Material for the task Start Marker

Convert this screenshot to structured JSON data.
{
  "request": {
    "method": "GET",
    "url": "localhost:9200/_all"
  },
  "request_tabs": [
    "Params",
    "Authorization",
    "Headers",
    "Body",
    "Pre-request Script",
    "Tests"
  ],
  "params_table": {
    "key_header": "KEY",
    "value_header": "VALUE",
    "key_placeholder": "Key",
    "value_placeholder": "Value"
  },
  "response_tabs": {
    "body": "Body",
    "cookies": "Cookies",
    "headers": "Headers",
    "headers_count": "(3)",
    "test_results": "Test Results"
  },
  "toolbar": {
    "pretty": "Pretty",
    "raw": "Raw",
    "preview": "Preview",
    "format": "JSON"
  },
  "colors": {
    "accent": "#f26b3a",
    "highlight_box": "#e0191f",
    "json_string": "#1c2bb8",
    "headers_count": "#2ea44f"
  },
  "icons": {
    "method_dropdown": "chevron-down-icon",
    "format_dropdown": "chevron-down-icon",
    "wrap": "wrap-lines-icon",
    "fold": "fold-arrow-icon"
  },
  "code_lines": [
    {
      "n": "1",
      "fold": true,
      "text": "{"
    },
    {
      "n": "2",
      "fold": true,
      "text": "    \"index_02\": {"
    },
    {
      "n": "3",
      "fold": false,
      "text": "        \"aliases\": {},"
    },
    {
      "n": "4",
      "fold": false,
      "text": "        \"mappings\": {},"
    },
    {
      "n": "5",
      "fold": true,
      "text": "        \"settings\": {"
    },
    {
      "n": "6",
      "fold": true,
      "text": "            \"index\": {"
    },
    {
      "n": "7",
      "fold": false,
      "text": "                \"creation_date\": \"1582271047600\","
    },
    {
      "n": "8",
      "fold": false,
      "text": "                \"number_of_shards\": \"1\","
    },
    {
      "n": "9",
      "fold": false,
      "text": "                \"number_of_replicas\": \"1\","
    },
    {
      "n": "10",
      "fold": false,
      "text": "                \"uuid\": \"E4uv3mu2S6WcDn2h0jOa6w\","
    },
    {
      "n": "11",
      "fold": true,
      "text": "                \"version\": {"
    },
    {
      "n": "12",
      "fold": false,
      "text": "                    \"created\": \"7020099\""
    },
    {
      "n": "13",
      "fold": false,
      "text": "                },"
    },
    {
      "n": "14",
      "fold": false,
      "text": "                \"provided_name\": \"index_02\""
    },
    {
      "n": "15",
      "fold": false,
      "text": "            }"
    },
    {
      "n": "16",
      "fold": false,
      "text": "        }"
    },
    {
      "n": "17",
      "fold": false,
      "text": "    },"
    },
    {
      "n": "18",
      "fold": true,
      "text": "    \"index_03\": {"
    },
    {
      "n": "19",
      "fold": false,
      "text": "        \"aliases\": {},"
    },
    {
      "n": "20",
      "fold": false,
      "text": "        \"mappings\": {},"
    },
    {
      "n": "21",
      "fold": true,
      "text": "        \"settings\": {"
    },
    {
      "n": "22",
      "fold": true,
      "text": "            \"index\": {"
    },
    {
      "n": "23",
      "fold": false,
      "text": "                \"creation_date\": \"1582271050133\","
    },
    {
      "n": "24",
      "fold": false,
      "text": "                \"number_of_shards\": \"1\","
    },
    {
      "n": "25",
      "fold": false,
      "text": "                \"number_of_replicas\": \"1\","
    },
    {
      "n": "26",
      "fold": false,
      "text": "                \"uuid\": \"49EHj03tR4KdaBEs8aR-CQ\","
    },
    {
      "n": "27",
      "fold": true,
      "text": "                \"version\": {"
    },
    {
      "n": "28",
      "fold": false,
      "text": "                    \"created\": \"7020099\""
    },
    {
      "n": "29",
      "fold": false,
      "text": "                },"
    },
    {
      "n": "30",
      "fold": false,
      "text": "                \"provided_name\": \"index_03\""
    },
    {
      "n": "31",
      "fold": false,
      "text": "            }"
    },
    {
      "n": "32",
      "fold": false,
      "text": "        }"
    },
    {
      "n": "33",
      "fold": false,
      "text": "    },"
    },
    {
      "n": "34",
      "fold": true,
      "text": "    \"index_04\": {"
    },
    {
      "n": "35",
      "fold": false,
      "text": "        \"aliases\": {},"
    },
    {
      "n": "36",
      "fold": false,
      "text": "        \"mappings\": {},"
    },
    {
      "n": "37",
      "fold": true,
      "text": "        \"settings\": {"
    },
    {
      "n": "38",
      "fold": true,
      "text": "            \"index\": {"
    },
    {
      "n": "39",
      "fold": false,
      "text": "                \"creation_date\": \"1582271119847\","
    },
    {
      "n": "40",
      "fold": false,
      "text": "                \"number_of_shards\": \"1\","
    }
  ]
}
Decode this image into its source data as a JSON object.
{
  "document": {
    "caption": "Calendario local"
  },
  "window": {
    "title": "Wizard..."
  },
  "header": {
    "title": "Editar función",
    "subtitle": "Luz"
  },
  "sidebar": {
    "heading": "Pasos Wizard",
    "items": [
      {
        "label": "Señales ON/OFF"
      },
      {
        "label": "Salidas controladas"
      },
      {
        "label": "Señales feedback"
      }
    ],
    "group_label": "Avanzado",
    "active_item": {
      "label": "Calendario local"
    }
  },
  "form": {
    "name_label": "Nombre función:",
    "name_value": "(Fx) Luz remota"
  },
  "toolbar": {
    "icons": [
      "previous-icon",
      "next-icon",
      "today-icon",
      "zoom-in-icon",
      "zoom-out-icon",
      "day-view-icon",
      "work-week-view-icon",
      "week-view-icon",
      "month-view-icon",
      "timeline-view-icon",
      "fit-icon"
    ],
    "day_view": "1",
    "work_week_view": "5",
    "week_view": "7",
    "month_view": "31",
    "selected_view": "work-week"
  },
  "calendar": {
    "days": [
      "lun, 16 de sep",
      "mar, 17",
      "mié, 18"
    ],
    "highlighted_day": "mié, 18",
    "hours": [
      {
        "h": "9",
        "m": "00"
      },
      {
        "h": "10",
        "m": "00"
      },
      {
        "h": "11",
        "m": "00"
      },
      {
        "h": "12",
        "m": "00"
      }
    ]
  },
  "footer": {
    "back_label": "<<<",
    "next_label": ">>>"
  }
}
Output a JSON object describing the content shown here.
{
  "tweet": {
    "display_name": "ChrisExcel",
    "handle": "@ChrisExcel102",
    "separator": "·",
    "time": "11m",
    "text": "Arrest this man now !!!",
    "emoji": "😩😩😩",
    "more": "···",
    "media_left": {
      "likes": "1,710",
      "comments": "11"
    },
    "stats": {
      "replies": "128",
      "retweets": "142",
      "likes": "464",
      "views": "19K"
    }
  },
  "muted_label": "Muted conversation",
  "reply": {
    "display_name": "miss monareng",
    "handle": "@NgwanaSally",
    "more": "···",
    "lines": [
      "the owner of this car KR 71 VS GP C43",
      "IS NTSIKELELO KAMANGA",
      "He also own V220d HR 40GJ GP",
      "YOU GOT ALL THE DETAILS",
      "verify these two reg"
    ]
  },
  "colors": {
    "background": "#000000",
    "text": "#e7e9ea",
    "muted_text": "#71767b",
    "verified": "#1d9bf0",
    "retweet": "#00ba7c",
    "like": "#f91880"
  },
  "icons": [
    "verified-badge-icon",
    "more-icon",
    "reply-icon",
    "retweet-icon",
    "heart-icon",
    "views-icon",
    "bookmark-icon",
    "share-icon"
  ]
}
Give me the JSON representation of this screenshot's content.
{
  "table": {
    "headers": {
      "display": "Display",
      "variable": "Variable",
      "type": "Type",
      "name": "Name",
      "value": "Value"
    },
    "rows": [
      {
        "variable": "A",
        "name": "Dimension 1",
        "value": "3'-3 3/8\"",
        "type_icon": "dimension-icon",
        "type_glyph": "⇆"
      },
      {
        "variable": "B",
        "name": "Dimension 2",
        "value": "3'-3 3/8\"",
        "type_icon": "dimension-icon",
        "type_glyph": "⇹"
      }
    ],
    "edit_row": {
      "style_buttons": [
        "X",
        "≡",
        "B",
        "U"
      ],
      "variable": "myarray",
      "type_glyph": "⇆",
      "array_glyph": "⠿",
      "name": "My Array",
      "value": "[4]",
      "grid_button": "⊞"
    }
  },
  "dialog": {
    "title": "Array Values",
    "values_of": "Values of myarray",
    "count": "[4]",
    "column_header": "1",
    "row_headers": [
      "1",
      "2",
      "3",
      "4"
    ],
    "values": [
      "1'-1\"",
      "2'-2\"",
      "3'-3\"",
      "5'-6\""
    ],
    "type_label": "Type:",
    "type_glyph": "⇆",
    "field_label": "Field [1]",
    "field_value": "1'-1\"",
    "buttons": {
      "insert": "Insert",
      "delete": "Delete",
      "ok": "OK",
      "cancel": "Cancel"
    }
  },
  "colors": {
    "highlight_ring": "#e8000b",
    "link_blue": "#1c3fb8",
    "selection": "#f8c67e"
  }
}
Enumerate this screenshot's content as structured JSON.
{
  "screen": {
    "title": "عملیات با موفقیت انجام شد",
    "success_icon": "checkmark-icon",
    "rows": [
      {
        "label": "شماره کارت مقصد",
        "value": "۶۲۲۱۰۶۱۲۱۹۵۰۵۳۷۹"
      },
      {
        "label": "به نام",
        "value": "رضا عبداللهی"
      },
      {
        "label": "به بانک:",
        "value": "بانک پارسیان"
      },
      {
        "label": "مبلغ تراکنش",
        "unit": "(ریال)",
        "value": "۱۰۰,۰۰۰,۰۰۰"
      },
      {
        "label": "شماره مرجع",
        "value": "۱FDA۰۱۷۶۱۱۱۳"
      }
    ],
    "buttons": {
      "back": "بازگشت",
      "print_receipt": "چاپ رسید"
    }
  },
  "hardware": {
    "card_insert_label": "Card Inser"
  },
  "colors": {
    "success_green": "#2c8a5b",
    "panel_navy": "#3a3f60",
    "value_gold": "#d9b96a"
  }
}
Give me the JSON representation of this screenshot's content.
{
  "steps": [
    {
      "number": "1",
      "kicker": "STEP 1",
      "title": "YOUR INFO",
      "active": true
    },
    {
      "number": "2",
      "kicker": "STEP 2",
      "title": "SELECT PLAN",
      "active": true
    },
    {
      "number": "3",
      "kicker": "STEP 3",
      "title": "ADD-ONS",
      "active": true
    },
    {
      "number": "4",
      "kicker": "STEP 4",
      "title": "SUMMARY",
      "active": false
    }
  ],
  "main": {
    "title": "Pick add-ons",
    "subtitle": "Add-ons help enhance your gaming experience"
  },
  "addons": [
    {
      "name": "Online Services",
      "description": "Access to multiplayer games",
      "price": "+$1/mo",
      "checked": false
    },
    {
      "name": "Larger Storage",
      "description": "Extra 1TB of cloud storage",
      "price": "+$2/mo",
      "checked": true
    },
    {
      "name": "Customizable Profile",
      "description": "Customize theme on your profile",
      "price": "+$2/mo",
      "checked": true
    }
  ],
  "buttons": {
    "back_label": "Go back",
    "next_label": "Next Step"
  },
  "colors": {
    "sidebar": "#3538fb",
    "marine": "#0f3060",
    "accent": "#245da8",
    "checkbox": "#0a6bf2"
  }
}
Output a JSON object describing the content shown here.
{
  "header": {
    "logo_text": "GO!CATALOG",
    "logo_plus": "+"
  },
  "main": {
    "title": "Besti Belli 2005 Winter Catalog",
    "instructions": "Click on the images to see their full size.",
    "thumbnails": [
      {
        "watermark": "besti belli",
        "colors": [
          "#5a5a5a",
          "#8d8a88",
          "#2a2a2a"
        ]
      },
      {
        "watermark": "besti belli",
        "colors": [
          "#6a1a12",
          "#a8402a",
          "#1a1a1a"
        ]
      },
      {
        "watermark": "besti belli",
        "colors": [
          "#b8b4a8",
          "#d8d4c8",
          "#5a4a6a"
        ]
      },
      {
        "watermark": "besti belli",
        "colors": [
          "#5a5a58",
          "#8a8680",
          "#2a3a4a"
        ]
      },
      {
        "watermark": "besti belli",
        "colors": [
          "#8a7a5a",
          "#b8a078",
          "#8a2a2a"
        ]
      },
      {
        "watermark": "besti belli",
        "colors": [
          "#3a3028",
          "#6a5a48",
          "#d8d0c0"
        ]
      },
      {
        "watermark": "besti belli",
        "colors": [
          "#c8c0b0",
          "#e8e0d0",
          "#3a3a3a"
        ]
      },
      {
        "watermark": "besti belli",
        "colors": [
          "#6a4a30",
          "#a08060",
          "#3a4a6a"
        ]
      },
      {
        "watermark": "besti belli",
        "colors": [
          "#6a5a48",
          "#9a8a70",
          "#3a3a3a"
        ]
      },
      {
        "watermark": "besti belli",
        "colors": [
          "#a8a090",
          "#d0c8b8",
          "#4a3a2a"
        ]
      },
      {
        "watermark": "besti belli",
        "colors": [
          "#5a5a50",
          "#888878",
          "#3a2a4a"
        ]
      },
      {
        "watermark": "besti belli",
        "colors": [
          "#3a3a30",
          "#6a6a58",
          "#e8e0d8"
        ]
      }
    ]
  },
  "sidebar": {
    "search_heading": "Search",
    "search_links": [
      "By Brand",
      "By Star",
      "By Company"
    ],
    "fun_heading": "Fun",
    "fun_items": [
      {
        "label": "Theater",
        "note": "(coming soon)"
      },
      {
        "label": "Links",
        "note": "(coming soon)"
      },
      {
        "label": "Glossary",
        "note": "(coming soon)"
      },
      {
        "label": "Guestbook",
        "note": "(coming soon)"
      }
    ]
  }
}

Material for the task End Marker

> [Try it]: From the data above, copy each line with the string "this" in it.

> [Reply to the exercise]:
Convert this screenshot to structured JSON data.
Decode this image into its source data as a JSON object.
    "text": "Arrest this man now !!!",
      "the owner of this car KR 71 VS GP C43",
Give me the JSON representation of this screenshot's content.
Enumerate this screenshot's content as structured JSON.
Give me the JSON representation of this screenshot's content.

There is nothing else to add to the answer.